=== RECORDS FOR PROCESSING ===

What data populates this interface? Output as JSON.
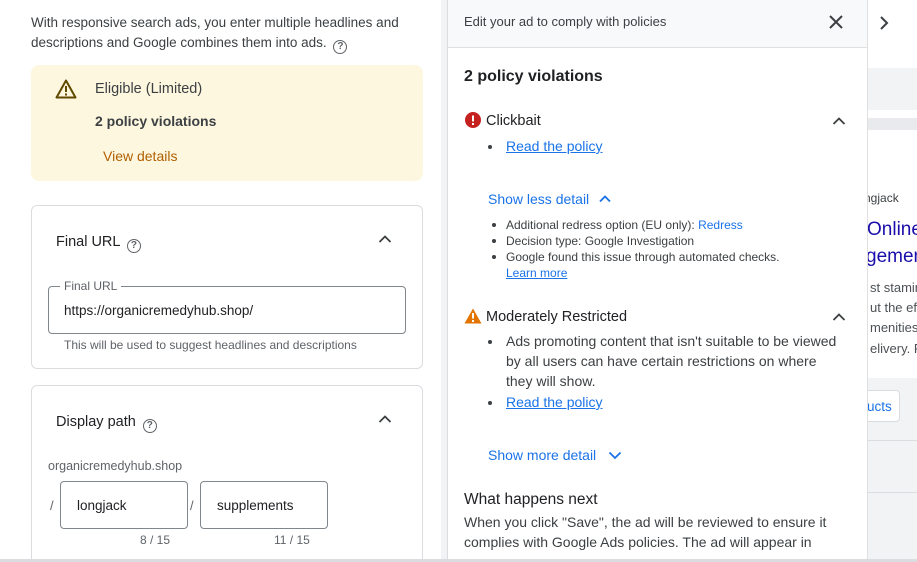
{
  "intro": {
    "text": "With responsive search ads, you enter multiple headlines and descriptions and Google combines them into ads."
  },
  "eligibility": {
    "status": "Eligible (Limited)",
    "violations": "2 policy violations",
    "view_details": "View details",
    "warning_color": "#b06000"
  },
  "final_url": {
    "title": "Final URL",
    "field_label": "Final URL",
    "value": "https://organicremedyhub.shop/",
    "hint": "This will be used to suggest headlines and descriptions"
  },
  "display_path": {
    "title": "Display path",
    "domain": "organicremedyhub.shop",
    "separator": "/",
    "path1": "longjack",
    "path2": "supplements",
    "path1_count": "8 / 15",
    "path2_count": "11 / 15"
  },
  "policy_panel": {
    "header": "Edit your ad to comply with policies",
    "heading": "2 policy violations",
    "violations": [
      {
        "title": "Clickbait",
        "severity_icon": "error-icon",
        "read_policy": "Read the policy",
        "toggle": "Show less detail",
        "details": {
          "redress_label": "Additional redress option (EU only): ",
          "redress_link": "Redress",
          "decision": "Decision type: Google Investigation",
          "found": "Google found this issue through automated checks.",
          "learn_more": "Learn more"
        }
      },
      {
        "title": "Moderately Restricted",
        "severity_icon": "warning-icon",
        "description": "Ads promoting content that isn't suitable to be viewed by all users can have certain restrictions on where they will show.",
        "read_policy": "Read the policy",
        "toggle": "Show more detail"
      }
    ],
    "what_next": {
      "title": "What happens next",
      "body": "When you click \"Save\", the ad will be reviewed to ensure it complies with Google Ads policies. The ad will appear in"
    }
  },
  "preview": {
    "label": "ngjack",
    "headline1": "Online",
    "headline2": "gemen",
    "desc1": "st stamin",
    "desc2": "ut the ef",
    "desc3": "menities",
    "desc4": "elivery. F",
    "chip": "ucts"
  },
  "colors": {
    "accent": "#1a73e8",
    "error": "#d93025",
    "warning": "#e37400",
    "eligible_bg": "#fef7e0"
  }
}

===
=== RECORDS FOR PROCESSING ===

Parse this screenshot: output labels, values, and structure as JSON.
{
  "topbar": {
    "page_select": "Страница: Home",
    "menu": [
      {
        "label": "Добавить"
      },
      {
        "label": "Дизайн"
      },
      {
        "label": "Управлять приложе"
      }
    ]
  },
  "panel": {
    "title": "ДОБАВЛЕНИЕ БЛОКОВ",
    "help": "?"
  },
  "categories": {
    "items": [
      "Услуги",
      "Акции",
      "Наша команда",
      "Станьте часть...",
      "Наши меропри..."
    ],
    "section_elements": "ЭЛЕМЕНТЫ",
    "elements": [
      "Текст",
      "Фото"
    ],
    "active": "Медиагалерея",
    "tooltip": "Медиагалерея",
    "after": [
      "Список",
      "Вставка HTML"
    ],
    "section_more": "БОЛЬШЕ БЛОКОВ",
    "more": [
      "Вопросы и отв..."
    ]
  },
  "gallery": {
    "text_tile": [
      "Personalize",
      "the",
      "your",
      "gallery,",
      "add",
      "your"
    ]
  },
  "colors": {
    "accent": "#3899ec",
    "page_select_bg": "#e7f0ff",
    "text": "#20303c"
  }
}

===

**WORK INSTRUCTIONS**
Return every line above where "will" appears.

**SOLVED PROBLEM**
    "hint": "This will be used to suggest headlines and descriptions"
        "description": "Ads promoting content that isn't suitable to be viewed by all users can have certain restrictions on where they will show.",
      "body": "When you click \"Save\", the ad will be reviewed to ensure it complies with Google Ads policies. The ad will appear in"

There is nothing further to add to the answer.